··· EXCERPTED DATA
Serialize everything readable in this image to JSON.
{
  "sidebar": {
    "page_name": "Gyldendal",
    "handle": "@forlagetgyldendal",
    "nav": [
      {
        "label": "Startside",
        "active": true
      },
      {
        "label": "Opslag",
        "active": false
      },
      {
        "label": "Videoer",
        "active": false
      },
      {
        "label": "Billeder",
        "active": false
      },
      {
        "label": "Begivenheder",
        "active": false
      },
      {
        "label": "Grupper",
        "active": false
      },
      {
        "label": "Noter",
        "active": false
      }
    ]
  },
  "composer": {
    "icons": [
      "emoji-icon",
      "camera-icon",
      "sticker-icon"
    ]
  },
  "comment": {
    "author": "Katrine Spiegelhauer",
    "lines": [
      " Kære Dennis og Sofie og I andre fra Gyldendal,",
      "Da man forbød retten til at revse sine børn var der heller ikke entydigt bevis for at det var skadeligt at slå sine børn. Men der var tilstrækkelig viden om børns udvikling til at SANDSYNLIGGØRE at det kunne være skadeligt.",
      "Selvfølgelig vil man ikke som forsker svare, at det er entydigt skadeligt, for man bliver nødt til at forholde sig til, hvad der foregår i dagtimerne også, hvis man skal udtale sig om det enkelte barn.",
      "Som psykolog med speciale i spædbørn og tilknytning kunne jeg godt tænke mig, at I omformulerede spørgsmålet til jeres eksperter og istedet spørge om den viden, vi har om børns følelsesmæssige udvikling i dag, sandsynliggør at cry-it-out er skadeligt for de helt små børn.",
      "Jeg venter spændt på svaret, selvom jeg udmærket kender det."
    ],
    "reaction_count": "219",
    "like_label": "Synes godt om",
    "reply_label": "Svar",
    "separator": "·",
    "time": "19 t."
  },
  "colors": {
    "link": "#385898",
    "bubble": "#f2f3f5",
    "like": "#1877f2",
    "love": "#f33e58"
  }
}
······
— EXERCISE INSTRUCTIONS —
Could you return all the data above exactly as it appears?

— ANSWER BOX —
Serialize everything readable in this image to JSON.
{
  "sidebar": {
    "page_name": "Gyldendal",
    "handle": "@forlagetgyldendal",
    "nav": [
      {
        "label": "Startside",
        "active": true
      },
      {
        "label": "Opslag",
        "active": false
      },
      {
        "label": "Videoer",
        "active": false
      },
      {
        "label": "Billeder",
        "active": false
      },
      {
        "label": "Begivenheder",
        "active": false
      },
      {
        "label": "Grupper",
        "active": false
      },
      {
        "label": "Noter",
        "active": false
      }
    ]
  },
  "composer": {
    "icons": [
      "emoji-icon",
      "camera-icon",
      "sticker-icon"
    ]
  },
  "comment": {
    "author": "Katrine Spiegelhauer",
    "lines": [
      " Kære Dennis og Sofie og I andre fra Gyldendal,",
      "Da man forbød retten til at revse sine børn var der heller ikke entydigt bevis for at det var skadeligt at slå sine børn. Men der var tilstrækkelig viden om børns udvikling til at SANDSYNLIGGØRE at det kunne være skadeligt.",
      "Selvfølgelig vil man ikke som forsker svare, at det er entydigt skadeligt, for man bliver nødt til at forholde sig til, hvad der foregår i dagtimerne også, hvis man skal udtale sig om det enkelte barn.",
      "Som psykolog med speciale i spædbørn og tilknytning kunne jeg godt tænke mig, at I omformulerede spørgsmålet til jeres eksperter og istedet spørge om den viden, vi har om børns følelsesmæssige udvikling i dag, sandsynliggør at cry-it-out er skadeligt for de helt små børn.",
      "Jeg venter spændt på svaret, selvom jeg udmærket kender det."
    ],
    "reaction_count": "219",
    "like_label": "Synes godt om",
    "reply_label": "Svar",
    "separator": "·",
    "time": "19 t."
  },
  "colors": {
    "link": "#385898",
    "bubble": "#f2f3f5",
    "like": "#1877f2",
    "love": "#f33e58"
  }
}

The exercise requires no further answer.